    The implication that the god-like PHYSICIAN can breeze into a room for a total of 30 seconds and leave the patient feeling so much better about his/her situation is a farse. As a RN, I spend a significant amount of time explaining and clarifying what the physician has said to the patient--patients don't necessarily hear everything a physician says during his/her brief appearance in the patient's room. The time that RNs spend in the aftermath of the physician visit is usually what leaves the patient with a clearer understanding of what is going on with them, what the treatment plan is, and what they can expect to experience. It sounds to me as though Mr. Snyder needs to make some rounds with attending physicians, followed by shadowing a RN after the physician visit, to see how this process REALLY works. The "bunch of numbers" he refers to are, in fact, partners to the physician to assist him/her in providing the necessary care to his/her patients. We are the integral link between patient and physician for the purpose of assessment, education, support, and information, not to mention direct, hands-on care. I am also stymied by his reference to "word of mouth" being more comforting than a "bunch of numbers". If my neighbor tells me that she had excellent care at Porter Memorial, what does that mean? I still believe that the RN to patient ratios are meaningful in relation to the skill and knowledge of the personnel involved in caring for patients. I resent Mr. Snyder's comment, which would indicate that the Porter Memorial Healthcare System places little value on its staffing, and relies far more on the opinions of the community and former patients in promoting the system. The best advertising in the world cannot replace the care rendered by a competent and caring nurse--PERIOD!

    I would like to see Mr. Snyder amend his statement after receiving some education regarding the manner in which physicians and nurses function as partners in healthcare. His blatant ignorance is a black mark on the otherwise excellent reputation that Porter Memorial has in the Northwest Indiana community.
    __________________________________________________ __

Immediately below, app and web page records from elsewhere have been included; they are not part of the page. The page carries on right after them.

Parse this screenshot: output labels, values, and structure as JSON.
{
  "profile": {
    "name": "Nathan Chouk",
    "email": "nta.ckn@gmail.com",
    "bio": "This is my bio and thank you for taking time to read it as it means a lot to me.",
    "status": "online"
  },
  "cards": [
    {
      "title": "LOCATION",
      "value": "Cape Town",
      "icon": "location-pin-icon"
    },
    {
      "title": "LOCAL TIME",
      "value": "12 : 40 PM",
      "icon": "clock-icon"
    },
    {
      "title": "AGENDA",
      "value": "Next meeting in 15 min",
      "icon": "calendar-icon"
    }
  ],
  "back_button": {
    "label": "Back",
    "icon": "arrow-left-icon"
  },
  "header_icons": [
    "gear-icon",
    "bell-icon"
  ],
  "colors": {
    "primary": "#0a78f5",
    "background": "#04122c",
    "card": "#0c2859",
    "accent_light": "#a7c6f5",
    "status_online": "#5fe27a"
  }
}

    Please, everyone, send a piece of your mind to Mr. Davich--NW Indiana needs to know how valuable RNs are, since Porter Memorial is one of the bigger healthcare providers in the region.

  8. by   suzannasue
    BRAVO !!!! BRAVO !!!! BRAVO !!!!
  9. by   bestblondRN
    I received a reply from the author of the article from the NW Indiana Times. He said a clarification of the spokesman's comments would be in today's edition. Shannon--did you or anyone else who might be in this area see the paper today? I'm working and haven't seen it yet. Let's hope it was emrely a comment taken out of context!
  10. by   shannonRN
    i read the paper today and i didn't see an addendum or anything along those lines...but maybe i wasn't looking close enough. i will scour my paper and see what i can find.

    i also sent a email with an attachment of the article to the ana and they said they would be pursuing the issue.
  11. by   shannonRN
    okay guys, i've looked through my paper and searched their website...haven't come across anything....maybe i am just having a massive brain fart?! bestblond, if you find it i would appreciate the link or the letter. i would like to send the article to the ana. if you guys are interesting in searching the newspaper site it is :wink2:
  12. by   bestblondRN
    Nope.....nothing that I could find either. Let's keep looking for the next week or so to see if it gets put in another edition.
  13. by   shannonRN
    "Comments on nurses clarified


    Posted on Friday, July 12, 2002

    In Monday's Times, a story regarding nurse-patient ratios quoted Porter Memorial Hospital spokesman Andrew Snyder, whose comments were meant to reflect the view that no study could diminish the importance of Registered Nurses and their contribution to patient care."

    jeez, thought they might have been a littler nicer....that is horsesh!t!!! thanks to everyone who wrote them and helped stand up for our profession. you guys rock! :kiss